  • Many health plans — including members of America's Health Insurance Plans are voluntarily saying that the tests will be covered. Cigna announced specifically that it will waive all cost sharing.
  • The Centers for Medicare and Medicaid Services emailed Medicare beneficiaries yesterday saying that the tests are covered. Lab tests generally don't have cost sharing under Medicare.

Yes, but: State insurance commissioners don't have the authority to regulate self-insured plans, which cover 61% of workers with employer-provided health benefits, according to the Kaiser Family Foundation.

  • And, as WSJ points out, the state actions "focus on diagnosis, not treatment of COVID-19. ... Older people and those with underlying health conditions have in some cases needed extensive, and costly, hospital care."

And while state regulators are addressing the provider visit associated with testing, insurers themselves generally aren't.

  • "We will cover needed diagnostic testing when ordered by a physician. We will take action to ease network, referral, and prior authorization requirements and/or waive patient cost sharing," AHIP said in a statement by its board of directors.
  • But the related provider visits and other services "would be covered in accordance with a person’s policy," an AHIP spokesperson said.

Go deeper: Coronavirus test kit affordability could hurt U.S. containment efforts

Go deeper

Off the Rails

Episode 7: Trump turns on Pence
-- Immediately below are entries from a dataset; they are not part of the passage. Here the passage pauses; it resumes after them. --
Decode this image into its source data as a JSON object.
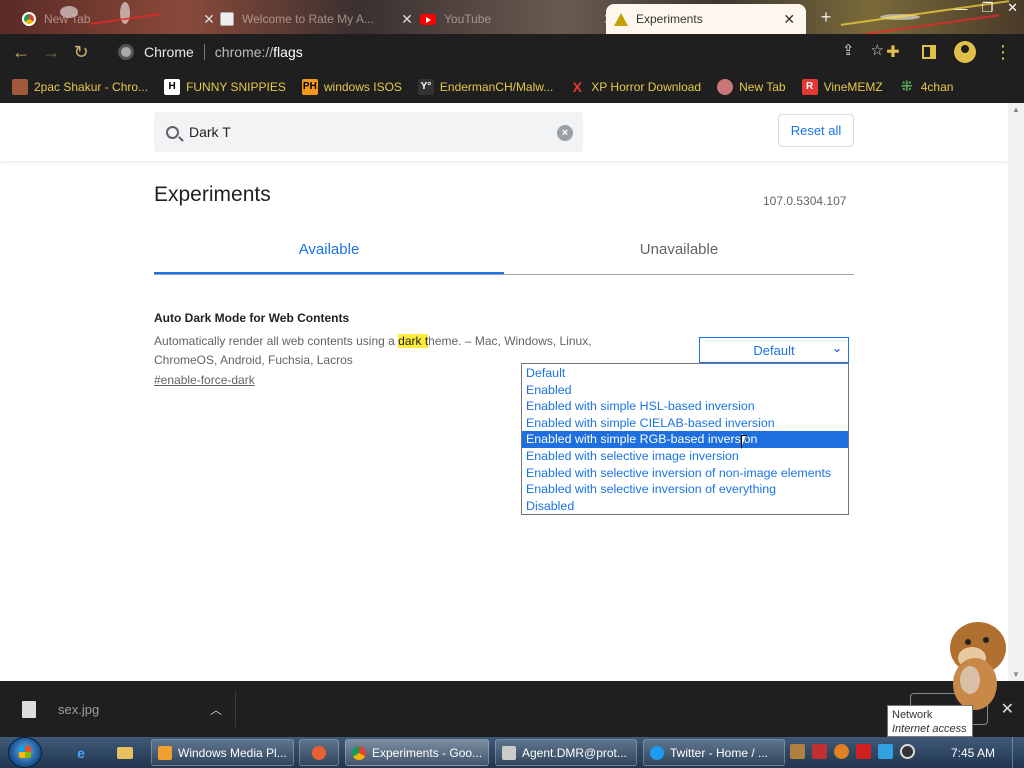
{
  "tabs": [
    {
      "title": "New Tab",
      "icon": "chrome-icon"
    },
    {
      "title": "Welcome to Rate My A...",
      "icon": "page-icon"
    },
    {
      "title": "YouTube",
      "icon": "youtube-icon"
    },
    {
      "title": "Experiments",
      "icon": "warning-icon",
      "active": true
    }
  ],
  "omnibox": {
    "site": "Chrome",
    "scheme": "chrome://",
    "path": "flags"
  },
  "bookmarks": [
    {
      "label": "2pac Shakur - Chro...",
      "icon": "image-icon"
    },
    {
      "label": "FUNNY SNIPPIES",
      "icon": "h-icon",
      "glyph": "H"
    },
    {
      "label": "windows ISOS",
      "icon": "ph-icon",
      "glyph": "PH"
    },
    {
      "label": "EndermanCH/Malw...",
      "icon": "yp-icon",
      "glyph": "Y°"
    },
    {
      "label": "XP Horror Download",
      "icon": "x-icon",
      "glyph": "X"
    },
    {
      "label": "New Tab",
      "icon": "globe-icon"
    },
    {
      "label": "VineMEMZ",
      "icon": "r-icon",
      "glyph": "R"
    },
    {
      "label": "4chan",
      "icon": "clover-icon",
      "glyph": "⁜"
    }
  ],
  "search": {
    "value": "Dark T",
    "clear_glyph": "×"
  },
  "reset_label": "Reset all",
  "page_title": "Experiments",
  "version": "107.0.5304.107",
  "tab_available": "Available",
  "tab_unavailable": "Unavailable",
  "flag": {
    "name": "Auto Dark Mode for Web Contents",
    "desc_before": "Automatically render all web contents using a ",
    "desc_highlight": "dark t",
    "desc_after": "heme. – Mac, Windows, Linux, ChromeOS, Android, Fuchsia, Lacros",
    "anchor": "#enable-force-dark",
    "selected_value": "Default",
    "options": [
      "Default",
      "Enabled",
      "Enabled with simple HSL-based inversion",
      "Enabled with simple CIELAB-based inversion",
      "Enabled with simple RGB-based inversion",
      "Enabled with selective image inversion",
      "Enabled with selective inversion of non-image elements",
      "Enabled with selective inversion of everything",
      "Disabled"
    ],
    "highlighted_option_index": 4
  },
  "download": {
    "filename": "sex.jpg"
  },
  "tooltip": {
    "title": "Network",
    "subtitle": "Internet access"
  },
  "taskbar": {
    "tasks": [
      {
        "label": "Windows Media Pl...",
        "icon": "media-player-icon"
      },
      {
        "label": "",
        "icon": "app-icon"
      },
      {
        "label": "Experiments - Goo...",
        "icon": "chrome-icon",
        "active": true
      },
      {
        "label": "Agent.DMR@prot...",
        "icon": "app-window-icon"
      },
      {
        "label": "Twitter - Home / ...",
        "icon": "twitter-icon"
      }
    ],
    "clock": "7:45 AM"
  },
  "colors": {
    "accent": "#1a73e8",
    "selection": "#1e6fe0",
    "highlight": "#ffeb3b",
    "bookmark_text": "#e8c84a"
  }
}
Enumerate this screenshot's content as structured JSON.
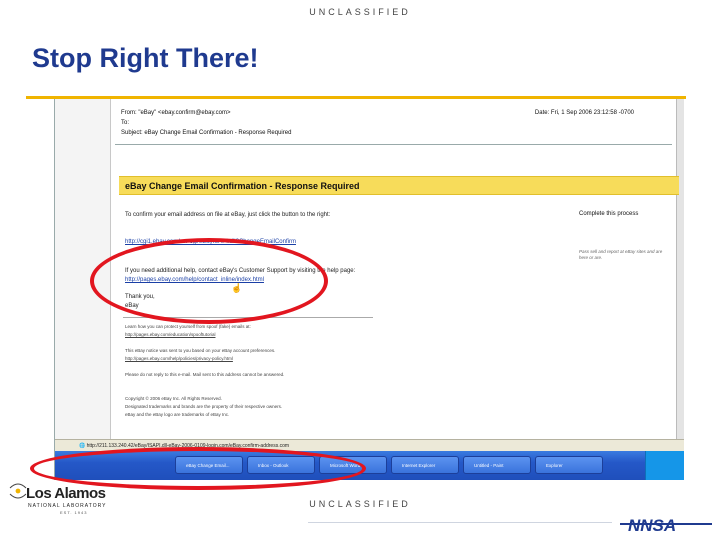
{
  "classification_top": "UNCLASSIFIED",
  "classification_bottom": "UNCLASSIFIED",
  "slide_title": "Stop Right There!",
  "email": {
    "from": "From: \"eBay\" <ebay.confirm@ebay.com>",
    "to": "To:",
    "subject": "Subject: eBay Change Email Confirmation - Response Required",
    "date": "Date: Fri, 1 Sep 2006 23:12:58 -0700",
    "banner": "eBay Change Email Confirmation - Response Required",
    "instruction": "To confirm your email address on file at eBay, just click the button to the right:",
    "confirm_link": "http://cgi1.ebay.com/aw-cgi/eBayISAPI.dll?ChangeEmailConfirm",
    "support_text": "If you need additional help, contact eBay's Customer Support by visiting the help page:",
    "help_link": "http://pages.ebay.com/help/contact_inline/index.html",
    "thanks": "Thank you,",
    "signoff": "eBay",
    "side_heading": "Complete this process",
    "side_note": "Pass sell and report at eBay sites and are here or are.",
    "footer_lines": [
      "Learn how you can protect yourself from spoof (fake) emails at:",
      "http://pages.ebay.com/education/spooftutorial",
      "This eBay notice was sent to you based on your eBay account preferences.",
      "http://pages.ebay.com/help/policies/privacy-policy.html",
      "Please do not reply to this e-mail. Mail sent to this address cannot be answered.",
      "Copyright © 2006 eBay Inc. All Rights Reserved.",
      "Designated trademarks and brands are the property of their respective owners.",
      "eBay and the eBay logo are trademarks of eBay Inc."
    ]
  },
  "status_url": "http://211.133.240.42/eBay/ISAPI.dll-eBay-2006-0109-login.com/eBay.confirm-address.com",
  "taskbar_items": [
    "eBay Change Email...",
    "Inbox - Outlook",
    "Microsoft Word",
    "Internet Explorer",
    "Untitled - Paint",
    "Explorer"
  ],
  "logo_la_name": "Los Alamos",
  "logo_la_sub": "NATIONAL LABORATORY",
  "logo_la_est": "EST. 1943",
  "logo_nnsa": "NNSA",
  "colors": {
    "title": "#1f3a8f",
    "rule": "#f0b400",
    "highlight": "#e2161f",
    "banner": "#f7dc5a",
    "taskbar": "#2558c8"
  }
}
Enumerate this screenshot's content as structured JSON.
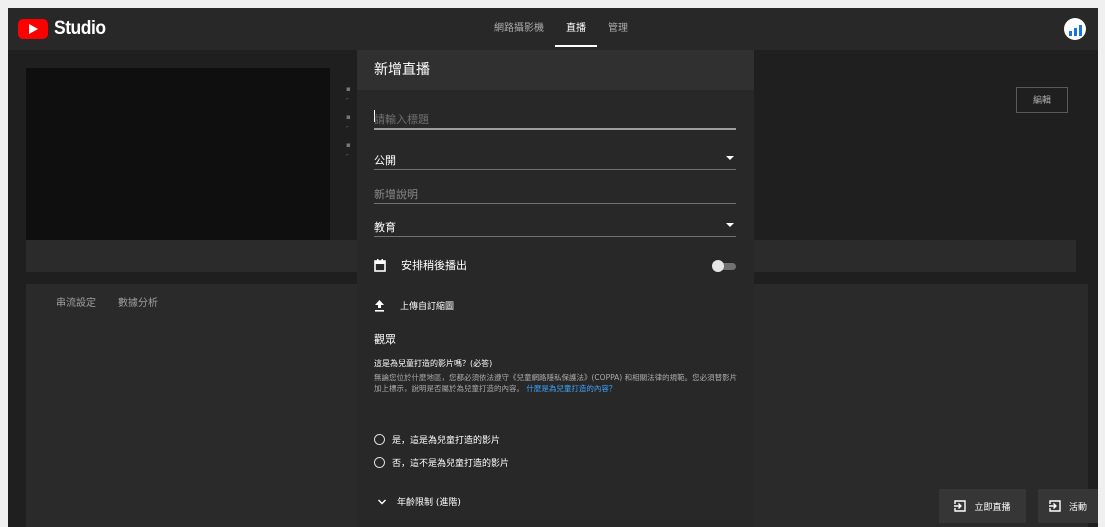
{
  "topbar": {
    "logo_text": "Studio",
    "tabs": [
      {
        "label": "網路攝影機"
      },
      {
        "label": "直播"
      },
      {
        "label": "管理"
      }
    ]
  },
  "background": {
    "edit_button": "編輯",
    "lower_tabs": [
      {
        "label": "串流設定"
      },
      {
        "label": "數據分析"
      }
    ]
  },
  "modal": {
    "title": "新增直播",
    "title_placeholder": "請輸入標題",
    "visibility": "公開",
    "description_placeholder": "新增說明",
    "category": "教育",
    "schedule_label": "安排稍後播出",
    "schedule_enabled": false,
    "upload_thumbnail": "上傳自訂縮圖",
    "audience_title": "觀眾",
    "kids_question": "這是為兒童打造的影片嗎？(必答)",
    "kids_description": "無論您位於什麼地區，您都必須依法遵守《兒童網路隱私保護法》(COPPA) 和相關法律的規範。您必須替影片加上標示，說明是否屬於為兒童打造的內容。",
    "kids_link": "什麼是為兒童打造的內容？",
    "option_yes": "是，這是為兒童打造的影片",
    "option_no": "否，這不是為兒童打造的影片",
    "age_restriction": "年齡限制 (進階)"
  },
  "bottom_buttons": {
    "go_live": "立即直播",
    "events": "活動"
  }
}
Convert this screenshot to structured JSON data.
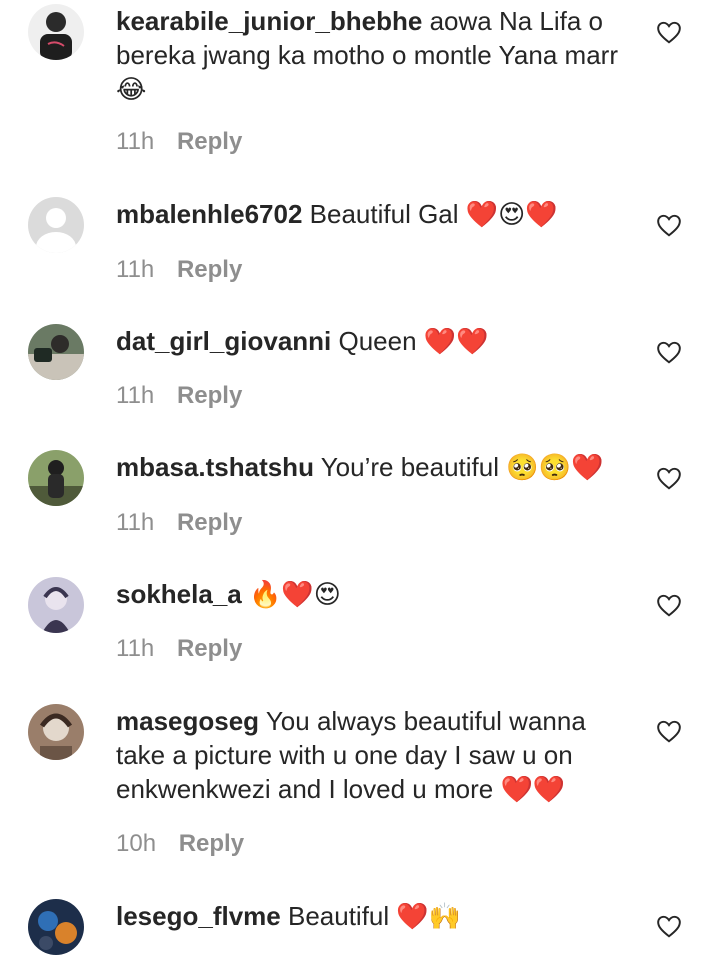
{
  "comments": [
    {
      "username": "kearabile_junior_bhebhe",
      "text": "aowa Na Lifa o bereka jwang ka motho o montle Yana marr",
      "emoji": "😂",
      "time": "11h",
      "reply": "Reply",
      "avatar": {
        "type": "photo",
        "colors": [
          "#f2f2f2",
          "#2b2b2b",
          "#d64b6a"
        ]
      }
    },
    {
      "username": "mbalenhle6702",
      "text": "Beautiful Gal",
      "emoji": "❤️😍❤️",
      "time": "11h",
      "reply": "Reply",
      "avatar": {
        "type": "default"
      }
    },
    {
      "username": "dat_girl_giovanni",
      "text": "Queen",
      "emoji": "❤️❤️",
      "time": "11h",
      "reply": "Reply",
      "avatar": {
        "type": "photo",
        "colors": [
          "#5a6a55",
          "#c9c3b8",
          "#2e2c2a"
        ]
      }
    },
    {
      "username": "mbasa.tshatshu",
      "text": "You’re beautiful",
      "emoji": "🥺🥺❤️",
      "time": "11h",
      "reply": "Reply",
      "avatar": {
        "type": "photo",
        "colors": [
          "#8aa06a",
          "#4f5a3a",
          "#1f1f1f"
        ]
      }
    },
    {
      "username": "sokhela_a",
      "text": "",
      "emoji": "🔥❤️😍",
      "time": "11h",
      "reply": "Reply",
      "avatar": {
        "type": "photo",
        "colors": [
          "#b9b7cf",
          "#e9e3ee",
          "#3a3550"
        ]
      }
    },
    {
      "username": "masegoseg",
      "text": "You always beautiful wanna take a picture with u one day I saw u on enkwenkwezi and I loved u more",
      "emoji": "❤️❤️",
      "time": "10h",
      "reply": "Reply",
      "avatar": {
        "type": "photo",
        "colors": [
          "#9a7e6a",
          "#e3d8cc",
          "#3b2a22"
        ]
      }
    },
    {
      "username": "lesego_flvme",
      "text": "Beautiful",
      "emoji": "❤️🙌",
      "time": "",
      "reply": "",
      "avatar": {
        "type": "photo",
        "colors": [
          "#1d2e4a",
          "#2f6fb6",
          "#d9822b"
        ]
      }
    }
  ],
  "icons": {
    "like": "heart-outline-icon"
  },
  "colors": {
    "text": "#262626",
    "meta": "#8e8e8e",
    "background": "#ffffff"
  }
}
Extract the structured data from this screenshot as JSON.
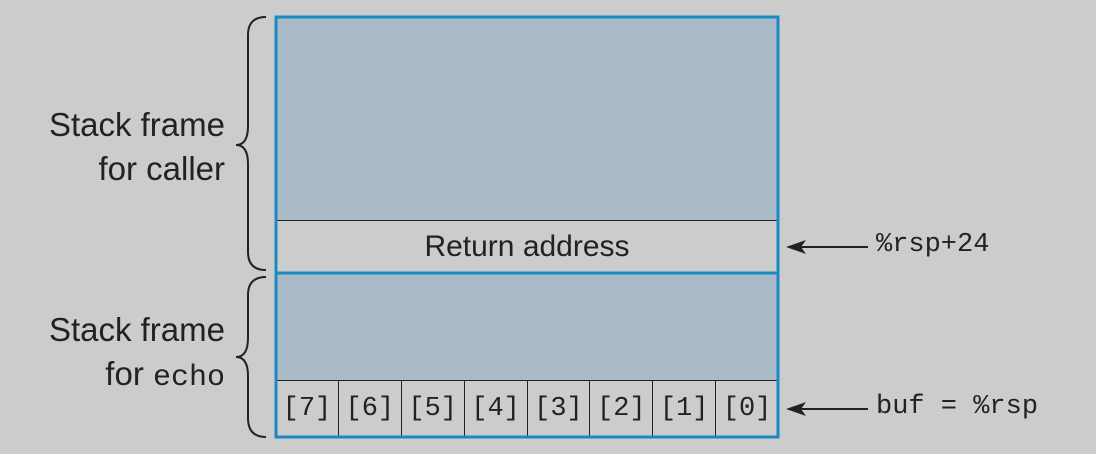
{
  "labels": {
    "caller_line1": "Stack frame",
    "caller_line2": "for caller",
    "echo_line1": "Stack frame",
    "echo_prefix": "for ",
    "echo_word": "echo"
  },
  "return_address": "Return address",
  "buffer_cells": [
    "[7]",
    "[6]",
    "[5]",
    "[4]",
    "[3]",
    "[2]",
    "[1]",
    "[0]"
  ],
  "pointers": {
    "return": "%rsp+24",
    "buf": "buf = %rsp"
  },
  "colors": {
    "background": "#cccccc",
    "frame_fill": "#a9bbc7",
    "frame_border": "#1a8ac4",
    "ink": "#222222"
  }
}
Photo illustration: Eniola Odetunde/Axios. Photos: Elijah Nouvelage, Alex Wong/Getty Images

Beginning on election night 2020 and continuing through his final days in office, Donald Trump unraveled and dragged America with him, to the point that his followers sacked the U.S. Capitol with two weeks left in his term. Axios takes you inside the collapse of a president with a special series.

Episode 7: Trump turns on Pence. Trump believes the vice president can solve all his problems by simply refusing to certify the Electoral College results. It's a simple test of loyalty: Trump or the U.S. Constitution.

"The end is coming, Donald."

The male voice in the TV ad boomed through the White House residence during "Fox & Friends" commercial breaks. Over and over and over. "The end is coming, Donald. ... On Jan. 6, Mike Pence will put the nail in your political coffin."

Big Tech's post-riot reckoning

Photo illustration: Sarah Grillo/Axios. Photo: Tasos Katopodis/Getty Images

The Capitol insurrection means the anti-tech talk in Washington is more likely to lead to action, since it's ever clearer that the attack was planned, at least in part, on social media.

Why it matters: The big platforms may have hoped they'd move to D.C.'s back burner, with the Hill focused on the Biden agenda and the pandemic out of control. But now, there'll be no escaping harsh scrutiny.

27 mins ago - Technology

Why domestic terrorists are so hard to police online

Illustration: Eniola Odetunde/Axios

Domestic terrorism has proven to be more difficult for Big Tech companies to police online than foreign terrorism.

The big picture: That's largely because the politics are harder. There's more unity around the need to go after foreign extremists than domestic ones — and less danger of overreaching and provoking a backlash.